WORK TO COMPLETE: Every record below should be retyped exactly, and no picture should appear in the copy.

PROVIDED RECORDS:
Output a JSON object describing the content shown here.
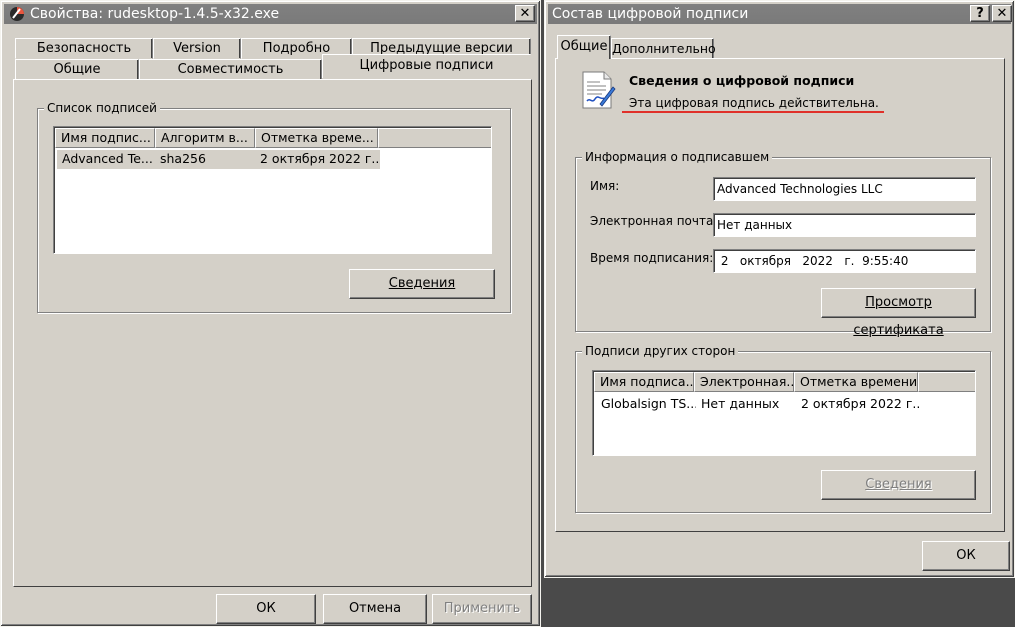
{
  "left_window": {
    "title": "Свойства: rudesktop-1.4.5-x32.exe",
    "tabs_row1": [
      "Безопасность",
      "Version",
      "Подробно",
      "Предыдущие версии"
    ],
    "tabs_row2": [
      "Общие",
      "Совместимость",
      "Цифровые подписи"
    ],
    "group_label": "Список подписей",
    "columns": [
      "Имя подпис...",
      "Алгоритм в...",
      "Отметка време..."
    ],
    "rows": [
      [
        "Advanced Te...",
        "sha256",
        "2 октября 2022 г..."
      ]
    ],
    "details_button": "Сведения",
    "ok_button": "ОК",
    "cancel_button": "Отмена",
    "apply_button": "Применить"
  },
  "right_window": {
    "title": "Состав цифровой подписи",
    "help_button": "?",
    "close_button": "✕",
    "tabs": [
      "Общие",
      "Дополнительно"
    ],
    "heading": "Сведения о цифровой подписи",
    "status": "Эта цифровая подпись действительна.",
    "signer_group": "Информация о подписавшем",
    "name_label": "Имя:",
    "name_value": "Advanced Technologies LLC",
    "email_label": "Электронная почта:",
    "email_value": "Нет данных",
    "time_label": "Время подписания:",
    "time_value": " 2   октября   2022   г.  9:55:40",
    "view_cert_button": "Просмотр сертификата",
    "countersig_group": "Подписи других сторон",
    "columns": [
      "Имя подписа...",
      "Электронная...",
      "Отметка времени"
    ],
    "rows": [
      [
        "Globalsign TS...",
        "Нет данных",
        "2 октября 2022 г..."
      ]
    ],
    "details_button": "Сведения",
    "ok_button": "ОК"
  },
  "colors": {
    "window_face": "#d4d0c8",
    "titlebar": "#808080",
    "status_underline": "#e0302a",
    "selection_row": "#d4d0c8"
  },
  "icons": {
    "app_icon": "app-icon",
    "signature_icon": "certificate-document-icon"
  }
}
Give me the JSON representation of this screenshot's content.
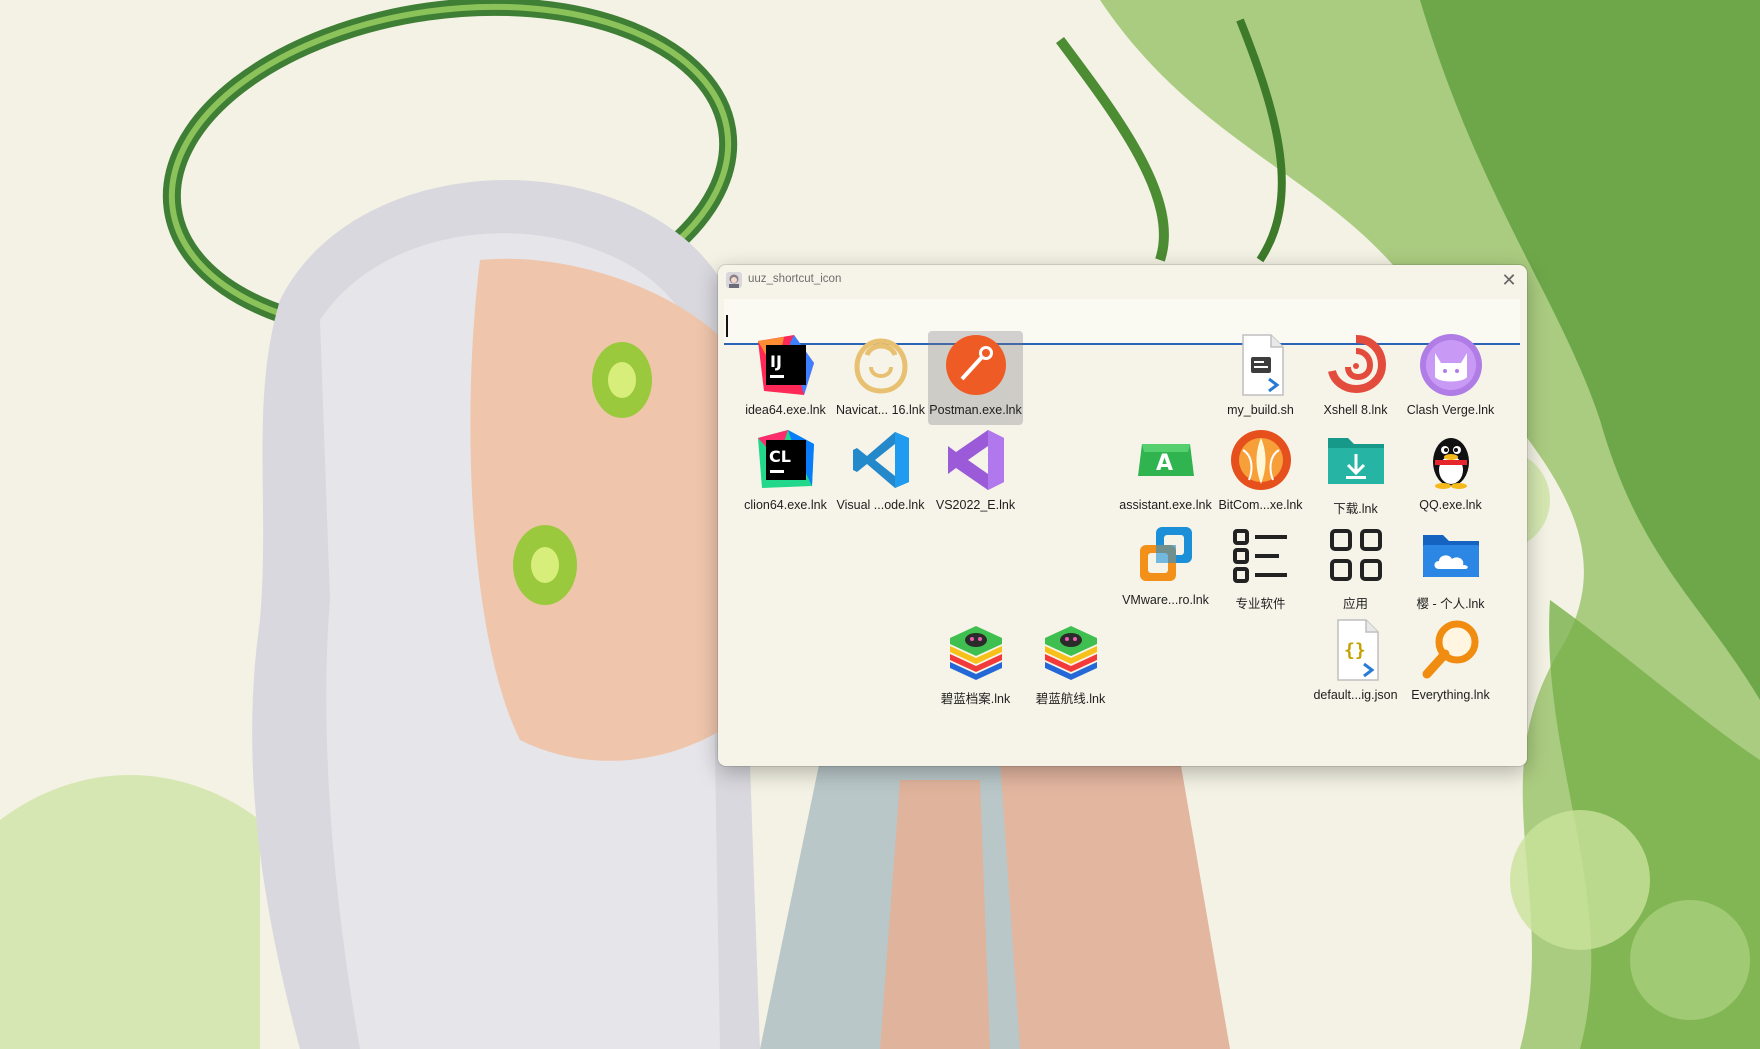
{
  "window": {
    "title": "uuz_shortcut_icon",
    "close_glyph": "✕",
    "search_value": ""
  },
  "tiles": [
    {
      "label": "idea64.exe.lnk",
      "icon": "intellij-idea-icon"
    },
    {
      "label": "Navicat... 16.lnk",
      "icon": "navicat-icon"
    },
    {
      "label": "Postman.exe.lnk",
      "icon": "postman-icon",
      "selected": true
    },
    {
      "label": "my_build.sh",
      "icon": "shell-script-file-icon"
    },
    {
      "label": "Xshell 8.lnk",
      "icon": "xshell-icon"
    },
    {
      "label": "Clash Verge.lnk",
      "icon": "clash-verge-icon"
    },
    {
      "label": "clion64.exe.lnk",
      "icon": "clion-icon"
    },
    {
      "label": "Visual ...ode.lnk",
      "icon": "vscode-icon"
    },
    {
      "label": "VS2022_E.lnk",
      "icon": "visual-studio-icon"
    },
    {
      "label": "assistant.exe.lnk",
      "icon": "assistant-icon"
    },
    {
      "label": "BitCom...xe.lnk",
      "icon": "bitcomet-icon"
    },
    {
      "label": "下载.lnk",
      "icon": "downloads-folder-icon"
    },
    {
      "label": "QQ.exe.lnk",
      "icon": "qq-penguin-icon"
    },
    {
      "label": "VMware...ro.lnk",
      "icon": "vmware-icon"
    },
    {
      "label": "专业软件",
      "icon": "list-folder-icon"
    },
    {
      "label": "应用",
      "icon": "apps-grid-icon"
    },
    {
      "label": "樱 - 个人.lnk",
      "icon": "onedrive-folder-icon"
    },
    {
      "label": "碧蓝档案.lnk",
      "icon": "bluestacks-icon"
    },
    {
      "label": "碧蓝航线.lnk",
      "icon": "bluestacks-icon"
    },
    {
      "label": "default...ig.json",
      "icon": "json-file-icon"
    },
    {
      "label": "Everything.lnk",
      "icon": "everything-search-icon"
    }
  ]
}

RESULT BELOW:
Output a JSON object describing the content shown here.
{
  "left_window": {
    "title": "Свойства: rudesktop-1.4.5-x32.exe",
    "tabs_row1": [
      "Безопасность",
      "Version",
      "Подробно",
      "Предыдущие версии"
    ],
    "tabs_row2": [
      "Общие",
      "Совместимость",
      "Цифровые подписи"
    ],
    "group_label": "Список подписей",
    "columns": [
      "Имя подпис...",
      "Алгоритм в...",
      "Отметка време..."
    ],
    "rows": [
      [
        "Advanced Te...",
        "sha256",
        "2 октября 2022 г..."
      ]
    ],
    "details_button": "Сведения",
    "ok_button": "ОК",
    "cancel_button": "Отмена",
    "apply_button": "Применить"
  },
  "right_window": {
    "title": "Состав цифровой подписи",
    "help_button": "?",
    "close_button": "✕",
    "tabs": [
      "Общие",
      "Дополнительно"
    ],
    "heading": "Сведения о цифровой подписи",
    "status": "Эта цифровая подпись действительна.",
    "signer_group": "Информация о подписавшем",
    "name_label": "Имя:",
    "name_value": "Advanced Technologies LLC",
    "email_label": "Электронная почта:",
    "email_value": "Нет данных",
    "time_label": "Время подписания:",
    "time_value": " 2   октября   2022   г.  9:55:40",
    "view_cert_button": "Просмотр сертификата",
    "countersig_group": "Подписи других сторон",
    "columns": [
      "Имя подписа...",
      "Электронная...",
      "Отметка времени"
    ],
    "rows": [
      [
        "Globalsign TS...",
        "Нет данных",
        "2 октября 2022 г..."
      ]
    ],
    "details_button": "Сведения",
    "ok_button": "ОК"
  },
  "colors": {
    "window_face": "#d4d0c8",
    "titlebar": "#808080",
    "status_underline": "#e0302a",
    "selection_row": "#d4d0c8"
  },
  "icons": {
    "app_icon": "app-icon",
    "signature_icon": "certificate-document-icon"
  }
}
Give me the JSON representation of this screenshot's content.
{
  "window": {
    "title": "uuz_shortcut_icon",
    "close_glyph": "✕",
    "search_value": ""
  },
  "tiles": [
    {
      "label": "idea64.exe.lnk",
      "icon": "intellij-idea-icon"
    },
    {
      "label": "Navicat... 16.lnk",
      "icon": "navicat-icon"
    },
    {
      "label": "Postman.exe.lnk",
      "icon": "postman-icon",
      "selected": true
    },
    {
      "label": "my_build.sh",
      "icon": "shell-script-file-icon"
    },
    {
      "label": "Xshell 8.lnk",
      "icon": "xshell-icon"
    },
    {
      "label": "Clash Verge.lnk",
      "icon": "clash-verge-icon"
    },
    {
      "label": "clion64.exe.lnk",
      "icon": "clion-icon"
    },
    {
      "label": "Visual ...ode.lnk",
      "icon": "vscode-icon"
    },
    {
      "label": "VS2022_E.lnk",
      "icon": "visual-studio-icon"
    },
    {
      "label": "assistant.exe.lnk",
      "icon": "assistant-icon"
    },
    {
      "label": "BitCom...xe.lnk",
      "icon": "bitcomet-icon"
    },
    {
      "label": "下载.lnk",
      "icon": "downloads-folder-icon"
    },
    {
      "label": "QQ.exe.lnk",
      "icon": "qq-penguin-icon"
    },
    {
      "label": "VMware...ro.lnk",
      "icon": "vmware-icon"
    },
    {
      "label": "专业软件",
      "icon": "list-folder-icon"
    },
    {
      "label": "应用",
      "icon": "apps-grid-icon"
    },
    {
      "label": "樱 - 个人.lnk",
      "icon": "onedrive-folder-icon"
    },
    {
      "label": "碧蓝档案.lnk",
      "icon": "bluestacks-icon"
    },
    {
      "label": "碧蓝航线.lnk",
      "icon": "bluestacks-icon"
    },
    {
      "label": "default...ig.json",
      "icon": "json-file-icon"
    },
    {
      "label": "Everything.lnk",
      "icon": "everything-search-icon"
    }
  ]
}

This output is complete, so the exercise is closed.